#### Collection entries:
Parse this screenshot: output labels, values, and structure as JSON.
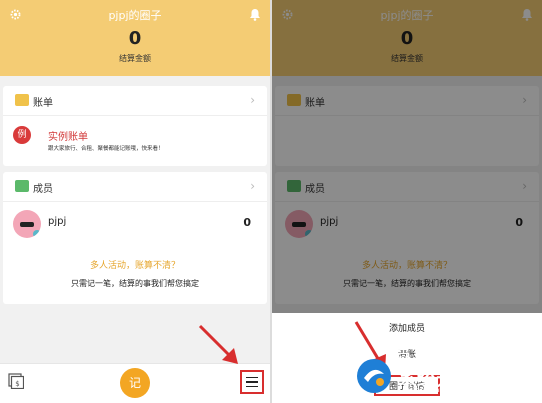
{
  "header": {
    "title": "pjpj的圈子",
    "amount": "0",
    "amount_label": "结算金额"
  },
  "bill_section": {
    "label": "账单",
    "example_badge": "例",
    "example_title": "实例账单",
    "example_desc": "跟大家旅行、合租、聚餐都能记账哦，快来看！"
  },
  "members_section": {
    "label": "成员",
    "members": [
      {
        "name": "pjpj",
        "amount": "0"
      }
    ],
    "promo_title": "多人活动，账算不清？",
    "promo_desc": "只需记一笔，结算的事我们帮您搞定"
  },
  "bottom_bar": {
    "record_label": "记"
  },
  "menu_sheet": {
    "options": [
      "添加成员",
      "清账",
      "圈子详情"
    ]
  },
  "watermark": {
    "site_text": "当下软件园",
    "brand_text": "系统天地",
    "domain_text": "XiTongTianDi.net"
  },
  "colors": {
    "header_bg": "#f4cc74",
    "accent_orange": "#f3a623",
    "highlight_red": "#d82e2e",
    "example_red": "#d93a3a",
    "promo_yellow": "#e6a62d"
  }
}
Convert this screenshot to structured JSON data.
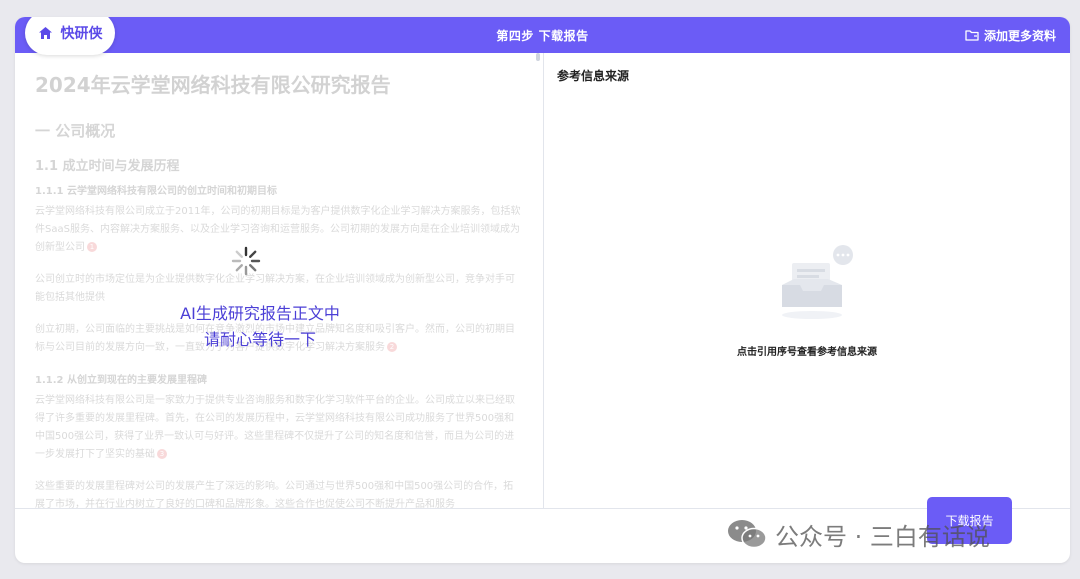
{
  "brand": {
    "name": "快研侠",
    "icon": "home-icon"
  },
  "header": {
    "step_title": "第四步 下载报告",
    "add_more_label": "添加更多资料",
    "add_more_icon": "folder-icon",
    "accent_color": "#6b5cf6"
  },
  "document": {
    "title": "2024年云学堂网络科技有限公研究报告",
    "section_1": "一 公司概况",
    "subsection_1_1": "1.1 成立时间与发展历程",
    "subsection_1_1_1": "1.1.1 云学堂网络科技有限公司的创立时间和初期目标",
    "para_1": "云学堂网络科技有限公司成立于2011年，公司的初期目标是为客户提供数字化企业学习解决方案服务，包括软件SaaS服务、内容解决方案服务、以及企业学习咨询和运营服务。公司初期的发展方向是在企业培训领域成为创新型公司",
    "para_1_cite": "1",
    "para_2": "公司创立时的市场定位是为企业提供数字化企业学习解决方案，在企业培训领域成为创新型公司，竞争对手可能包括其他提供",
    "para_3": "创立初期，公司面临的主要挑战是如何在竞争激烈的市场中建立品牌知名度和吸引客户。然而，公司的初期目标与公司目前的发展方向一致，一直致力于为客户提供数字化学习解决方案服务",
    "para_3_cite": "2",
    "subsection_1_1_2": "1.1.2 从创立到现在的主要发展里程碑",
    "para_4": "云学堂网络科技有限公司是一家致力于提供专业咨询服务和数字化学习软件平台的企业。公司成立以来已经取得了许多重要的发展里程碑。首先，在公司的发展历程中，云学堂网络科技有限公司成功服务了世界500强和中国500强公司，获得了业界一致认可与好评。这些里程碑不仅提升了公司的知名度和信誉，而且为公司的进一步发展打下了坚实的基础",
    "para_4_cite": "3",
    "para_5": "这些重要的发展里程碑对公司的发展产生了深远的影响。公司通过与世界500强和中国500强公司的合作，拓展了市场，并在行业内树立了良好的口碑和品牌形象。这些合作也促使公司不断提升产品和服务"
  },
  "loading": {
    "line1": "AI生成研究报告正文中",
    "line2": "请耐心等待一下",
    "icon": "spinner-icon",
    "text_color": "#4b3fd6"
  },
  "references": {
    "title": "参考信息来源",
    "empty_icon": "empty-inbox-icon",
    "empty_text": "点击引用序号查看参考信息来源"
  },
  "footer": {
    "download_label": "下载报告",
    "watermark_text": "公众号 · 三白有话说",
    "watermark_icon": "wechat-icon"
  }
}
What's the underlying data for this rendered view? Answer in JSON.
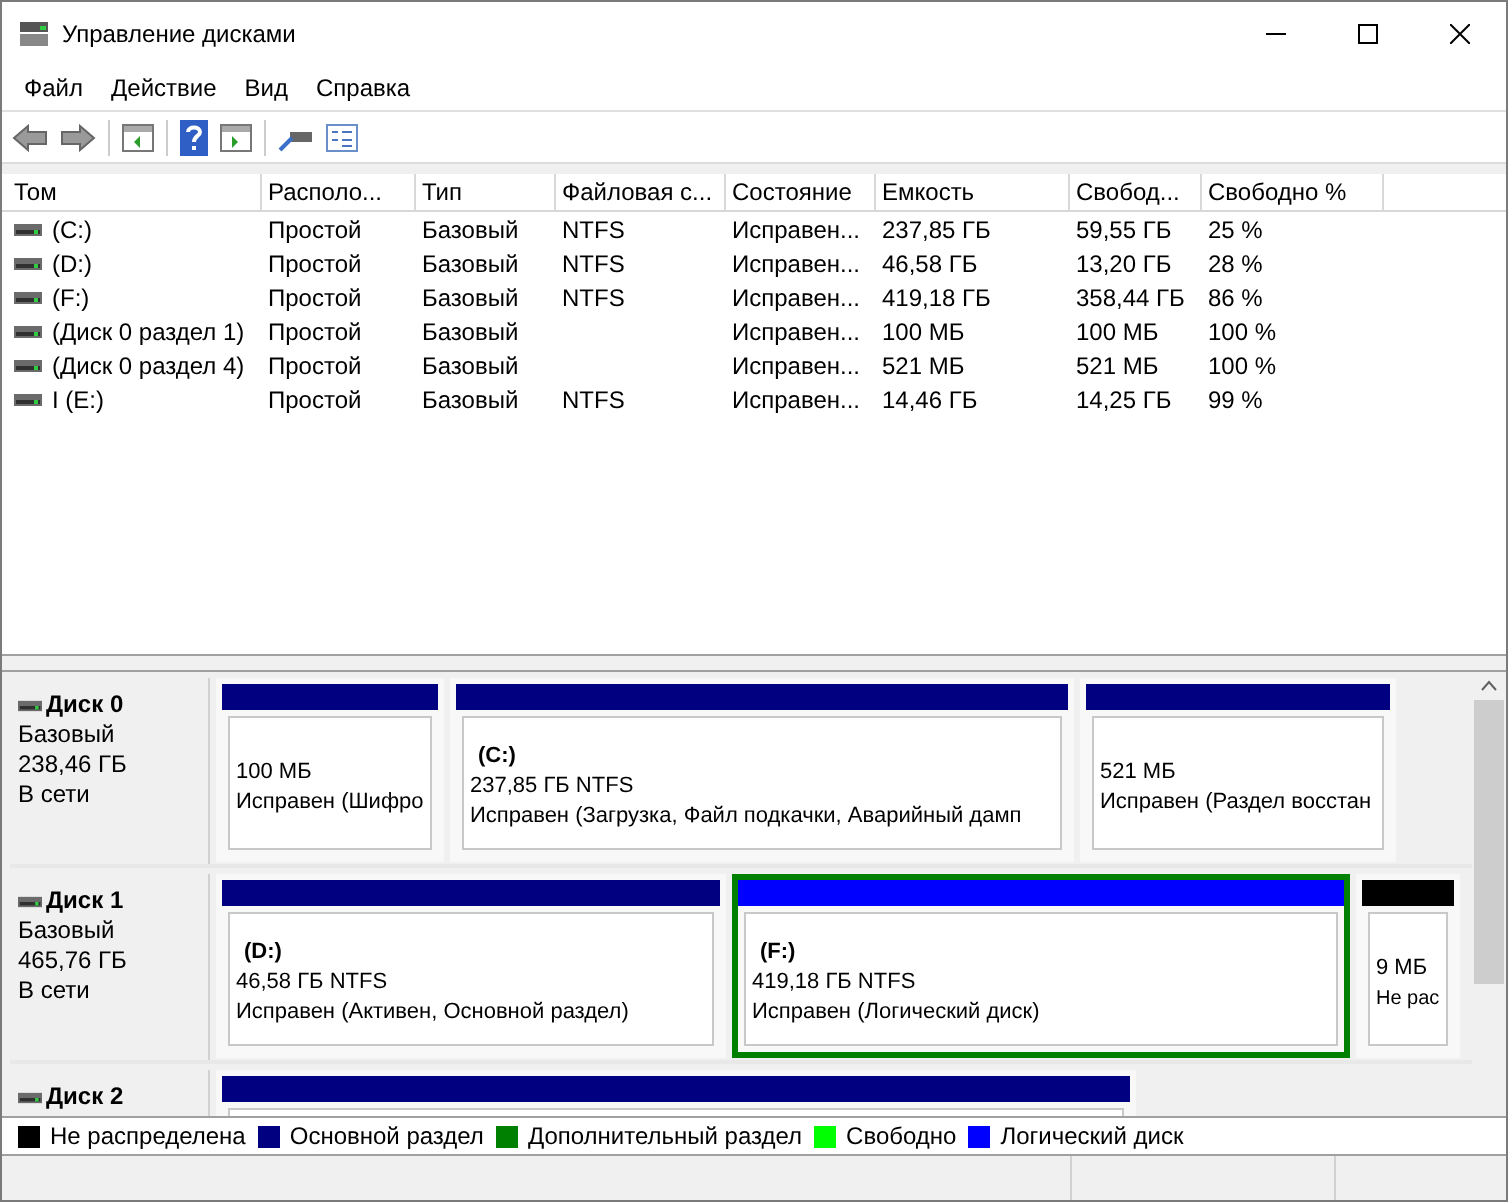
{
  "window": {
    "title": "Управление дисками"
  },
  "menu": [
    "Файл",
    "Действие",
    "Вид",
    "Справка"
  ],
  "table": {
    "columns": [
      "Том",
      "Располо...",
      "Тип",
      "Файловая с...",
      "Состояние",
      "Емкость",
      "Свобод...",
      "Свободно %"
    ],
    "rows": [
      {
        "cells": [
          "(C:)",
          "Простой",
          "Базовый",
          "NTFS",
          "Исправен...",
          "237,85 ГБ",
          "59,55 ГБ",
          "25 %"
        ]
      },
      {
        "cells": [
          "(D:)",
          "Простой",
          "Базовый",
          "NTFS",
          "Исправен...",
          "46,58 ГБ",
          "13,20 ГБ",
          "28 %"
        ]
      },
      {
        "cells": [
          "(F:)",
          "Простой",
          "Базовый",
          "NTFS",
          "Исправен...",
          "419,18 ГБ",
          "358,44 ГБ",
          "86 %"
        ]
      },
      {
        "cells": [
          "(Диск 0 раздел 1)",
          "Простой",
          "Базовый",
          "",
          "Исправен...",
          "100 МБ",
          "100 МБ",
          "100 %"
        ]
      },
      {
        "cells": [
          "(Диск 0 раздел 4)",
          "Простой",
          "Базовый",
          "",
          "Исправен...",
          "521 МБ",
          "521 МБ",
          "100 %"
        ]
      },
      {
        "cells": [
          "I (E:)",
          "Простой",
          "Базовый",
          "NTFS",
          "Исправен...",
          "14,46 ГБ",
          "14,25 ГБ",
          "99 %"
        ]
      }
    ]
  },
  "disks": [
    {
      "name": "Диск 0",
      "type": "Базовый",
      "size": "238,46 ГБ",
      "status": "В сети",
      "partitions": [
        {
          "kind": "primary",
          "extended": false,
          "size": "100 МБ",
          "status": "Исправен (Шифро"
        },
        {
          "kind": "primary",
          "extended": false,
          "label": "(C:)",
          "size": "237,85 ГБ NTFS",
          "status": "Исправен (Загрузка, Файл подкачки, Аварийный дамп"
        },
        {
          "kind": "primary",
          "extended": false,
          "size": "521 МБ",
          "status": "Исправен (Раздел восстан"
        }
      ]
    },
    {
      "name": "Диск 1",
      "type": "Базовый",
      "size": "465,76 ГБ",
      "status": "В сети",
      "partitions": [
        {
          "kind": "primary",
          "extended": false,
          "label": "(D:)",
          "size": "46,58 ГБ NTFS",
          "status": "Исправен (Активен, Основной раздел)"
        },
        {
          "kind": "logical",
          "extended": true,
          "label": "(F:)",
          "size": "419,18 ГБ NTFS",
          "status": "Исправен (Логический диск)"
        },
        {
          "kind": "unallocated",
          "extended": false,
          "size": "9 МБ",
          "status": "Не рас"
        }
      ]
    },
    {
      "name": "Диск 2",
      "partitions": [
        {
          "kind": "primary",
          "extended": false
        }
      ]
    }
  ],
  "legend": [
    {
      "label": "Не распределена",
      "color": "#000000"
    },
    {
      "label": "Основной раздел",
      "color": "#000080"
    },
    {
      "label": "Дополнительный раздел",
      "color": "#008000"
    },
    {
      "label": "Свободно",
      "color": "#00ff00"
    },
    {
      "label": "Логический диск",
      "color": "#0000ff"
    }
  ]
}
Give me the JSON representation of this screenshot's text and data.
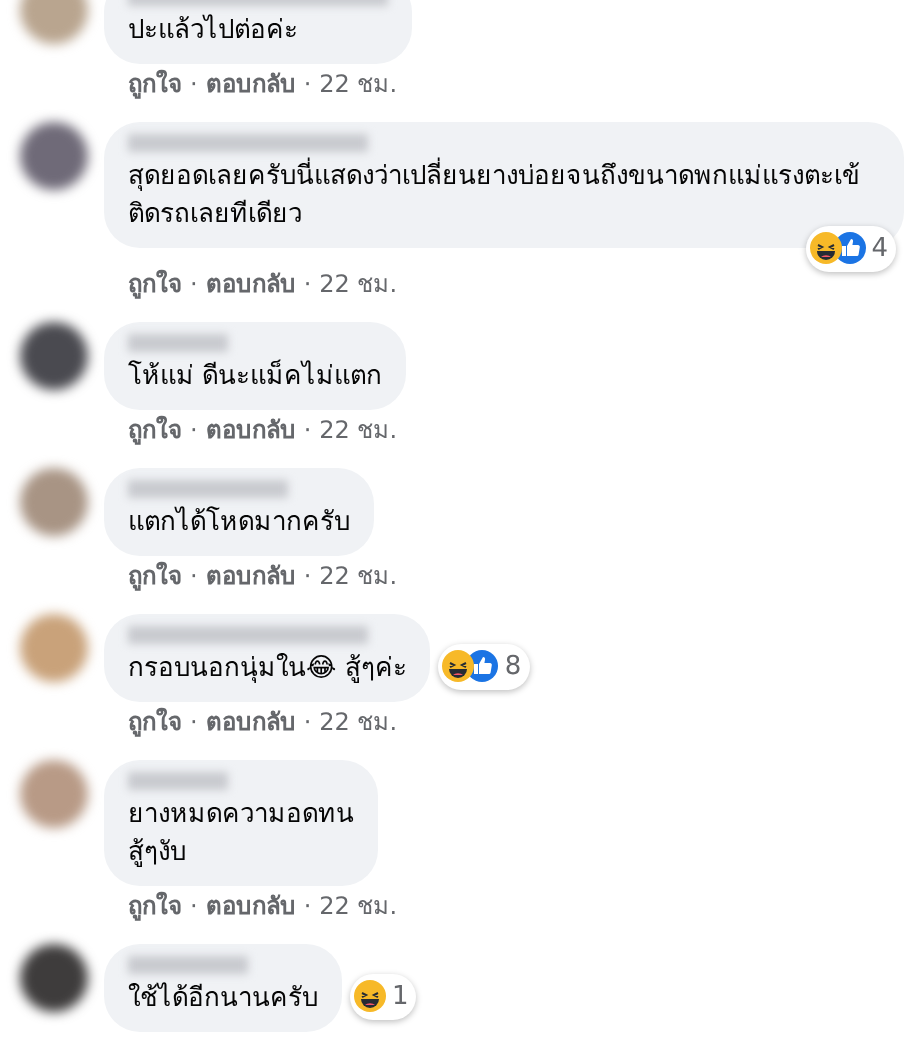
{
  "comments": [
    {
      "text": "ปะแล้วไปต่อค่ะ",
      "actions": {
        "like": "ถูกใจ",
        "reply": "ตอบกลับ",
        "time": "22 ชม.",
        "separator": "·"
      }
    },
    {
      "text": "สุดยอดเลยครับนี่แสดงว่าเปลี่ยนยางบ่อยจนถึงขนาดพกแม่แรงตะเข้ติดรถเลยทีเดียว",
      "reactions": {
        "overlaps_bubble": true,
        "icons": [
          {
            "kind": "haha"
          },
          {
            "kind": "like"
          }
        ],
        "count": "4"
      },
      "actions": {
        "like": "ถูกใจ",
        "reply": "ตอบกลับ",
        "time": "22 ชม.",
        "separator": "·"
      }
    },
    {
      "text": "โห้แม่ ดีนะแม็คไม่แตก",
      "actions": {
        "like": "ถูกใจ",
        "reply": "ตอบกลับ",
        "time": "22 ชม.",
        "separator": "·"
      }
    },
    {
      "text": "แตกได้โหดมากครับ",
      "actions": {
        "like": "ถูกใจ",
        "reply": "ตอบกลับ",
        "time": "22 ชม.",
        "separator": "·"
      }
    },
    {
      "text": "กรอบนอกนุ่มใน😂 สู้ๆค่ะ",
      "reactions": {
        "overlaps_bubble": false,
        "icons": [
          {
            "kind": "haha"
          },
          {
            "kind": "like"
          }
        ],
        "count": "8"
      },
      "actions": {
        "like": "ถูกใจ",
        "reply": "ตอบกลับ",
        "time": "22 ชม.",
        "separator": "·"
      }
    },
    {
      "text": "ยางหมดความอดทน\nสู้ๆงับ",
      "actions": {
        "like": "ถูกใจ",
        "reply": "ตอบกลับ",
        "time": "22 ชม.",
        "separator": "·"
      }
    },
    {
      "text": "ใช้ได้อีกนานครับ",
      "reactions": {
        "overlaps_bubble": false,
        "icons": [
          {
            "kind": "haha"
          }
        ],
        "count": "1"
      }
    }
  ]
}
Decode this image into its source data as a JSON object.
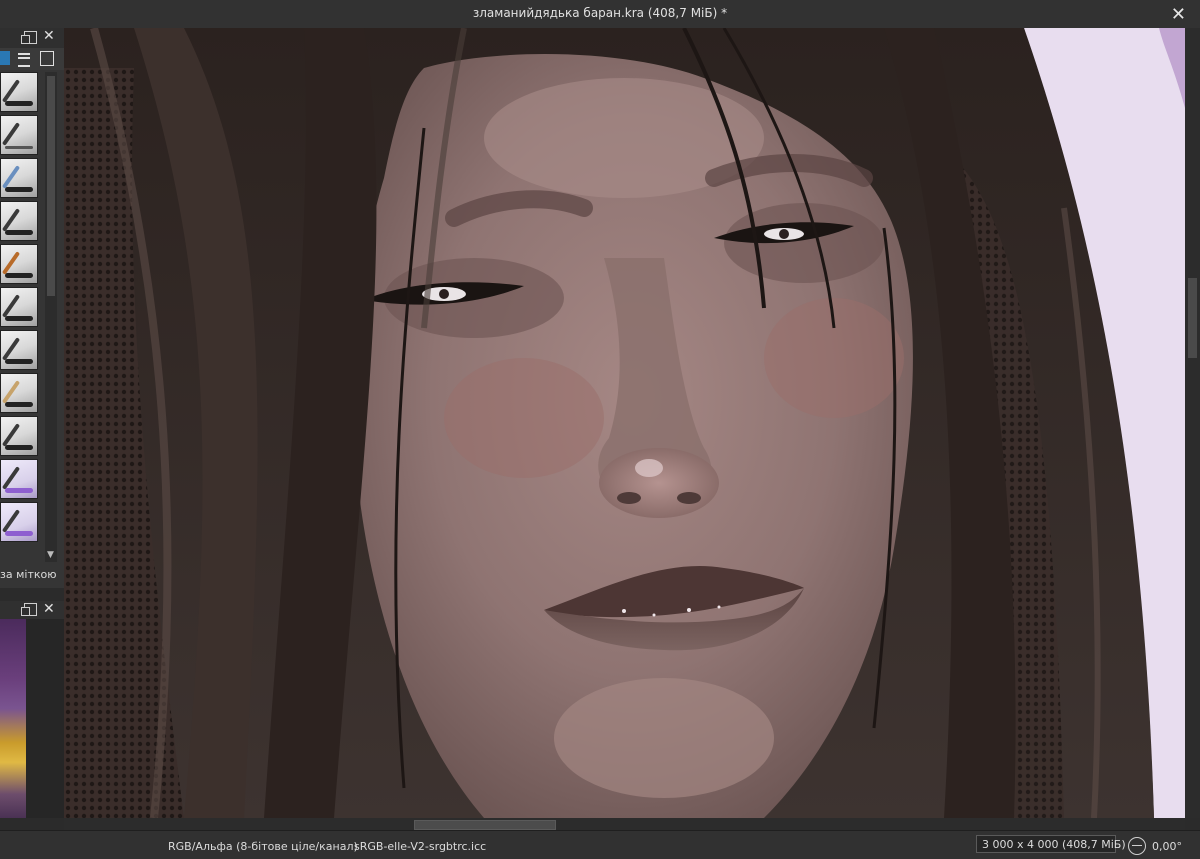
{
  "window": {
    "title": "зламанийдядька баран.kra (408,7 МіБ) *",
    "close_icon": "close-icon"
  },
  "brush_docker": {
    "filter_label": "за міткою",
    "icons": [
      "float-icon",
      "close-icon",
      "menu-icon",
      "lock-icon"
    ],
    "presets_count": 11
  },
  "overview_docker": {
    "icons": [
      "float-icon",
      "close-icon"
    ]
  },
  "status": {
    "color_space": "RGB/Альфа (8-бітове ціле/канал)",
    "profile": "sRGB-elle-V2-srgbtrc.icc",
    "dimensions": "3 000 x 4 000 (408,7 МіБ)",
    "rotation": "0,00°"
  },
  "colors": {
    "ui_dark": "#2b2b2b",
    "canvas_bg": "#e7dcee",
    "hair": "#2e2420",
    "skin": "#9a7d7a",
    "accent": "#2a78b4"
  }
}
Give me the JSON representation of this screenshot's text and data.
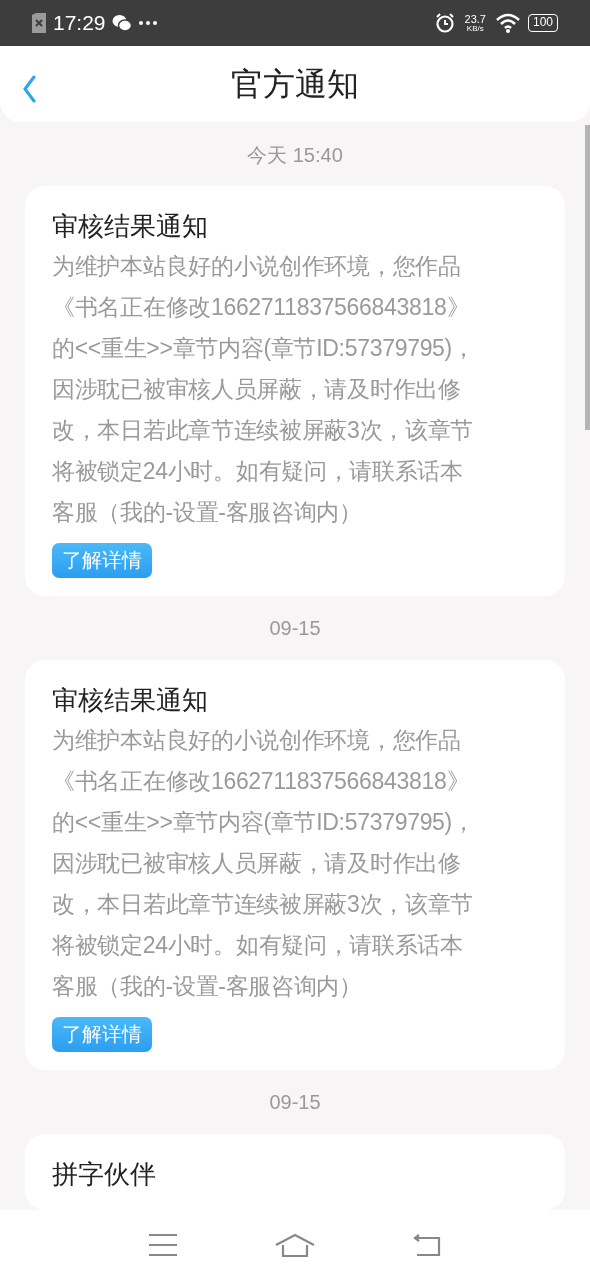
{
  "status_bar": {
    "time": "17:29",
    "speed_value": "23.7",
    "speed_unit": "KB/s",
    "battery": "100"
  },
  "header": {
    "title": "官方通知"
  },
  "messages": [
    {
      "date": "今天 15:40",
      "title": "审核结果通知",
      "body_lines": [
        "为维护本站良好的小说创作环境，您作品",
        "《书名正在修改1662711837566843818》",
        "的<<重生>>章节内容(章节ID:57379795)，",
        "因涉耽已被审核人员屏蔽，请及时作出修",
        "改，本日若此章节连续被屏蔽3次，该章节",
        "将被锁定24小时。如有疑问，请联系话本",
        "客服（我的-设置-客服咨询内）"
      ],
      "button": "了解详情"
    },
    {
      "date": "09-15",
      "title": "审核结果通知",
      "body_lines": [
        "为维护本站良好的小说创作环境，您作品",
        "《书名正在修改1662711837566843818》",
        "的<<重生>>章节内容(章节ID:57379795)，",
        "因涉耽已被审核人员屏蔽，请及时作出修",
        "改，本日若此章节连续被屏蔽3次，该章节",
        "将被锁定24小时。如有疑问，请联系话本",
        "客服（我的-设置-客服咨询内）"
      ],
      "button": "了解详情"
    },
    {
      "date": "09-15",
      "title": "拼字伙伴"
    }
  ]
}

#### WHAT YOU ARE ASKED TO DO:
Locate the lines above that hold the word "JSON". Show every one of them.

#### RESPONSE TO THE EXERCISE:
Parse this screenshot: output labels, values, and structure as JSON.
Convert this screenshot to structured JSON data.
What's the underlying data for this rendered view? Answer in JSON.
Give me the JSON representation of this screenshot's text and data.
Decode this image into its source data as a JSON object.
Give me the JSON representation of this screenshot's text and data.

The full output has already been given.